Sainte-Claire Beach to the south of Goyave
Location of the commune (in red) within Guadeloupe
|Coordinates: 16°08′N 61°34′W / 16.13°N 61.57°WCoordinates: 16°08′N 61°34′W / 16.13°N 61.57°W|
|Overseas region and department||Guadeloupe|
|• Mayor||Jean Laguerre|
|Area1||59.91 km2 (23.13 sq mi)|
|• Density||130/km2 (350/sq mi)|
|INSEE/Postal code||97114 / 97128|
1 French Land Register data, which excludes lakes, ponds, glaciers > 1 km² (0.386 sq mi or 247 acres) and river estuaries.2 Population without double counting: residents of multiple communes (e.g., students and military personnel) only counted once.
The parish of Goyave was founded in 1684 under the name of “Sainte-Anne de la petite rivière à Goyave” (Saint Anne of the little river at Guava). Guavas that grow abundantly beside the rivers in this area led the town to adopt its name. Slave labor was commonly used here, when slavery was legal in France, and there were many public executions of rebel slaves here.
Goyave is located on the eastern part of Basse-Terre Island and the southern section of Goyave is near the Goyave River. Goyave is near Pointe de la Riviere a Goyave and Goyave stretches out along the coast of Petit Cul de Sac Marin. Goyave is on very fertile soil.
The commune gets its name from the large numbers of guava trees (goyave is the French for guava), which run alongside the river flowing from the mountain. In agriculture, the sugar cane culture has been replaced by bananas and by aquaculture.
- The Moreau Falls
- The water garden in Blonzac
- The Dull One in Louis
- The Sand Handle
- Ilet Fortune
- The beach of Holy Claire

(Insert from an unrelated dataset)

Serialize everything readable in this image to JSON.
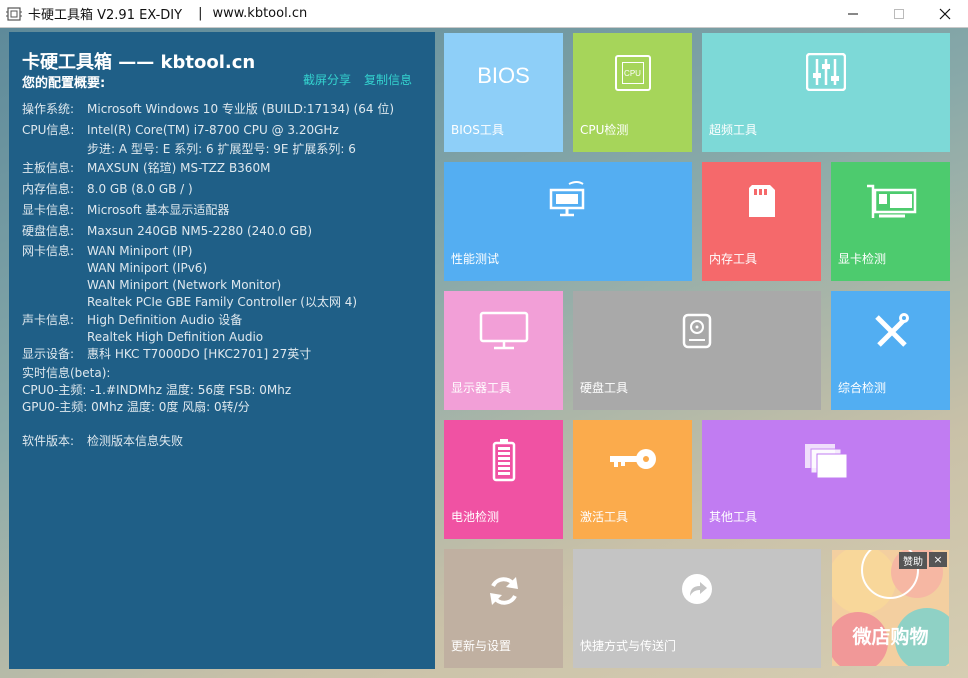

- The Orchard of 1000 Fruits
- The village O Ti Bouboul (including the agritouristic site, the “magic forest of Moreau”)
|Wikimedia Commons has media related to Goyave.|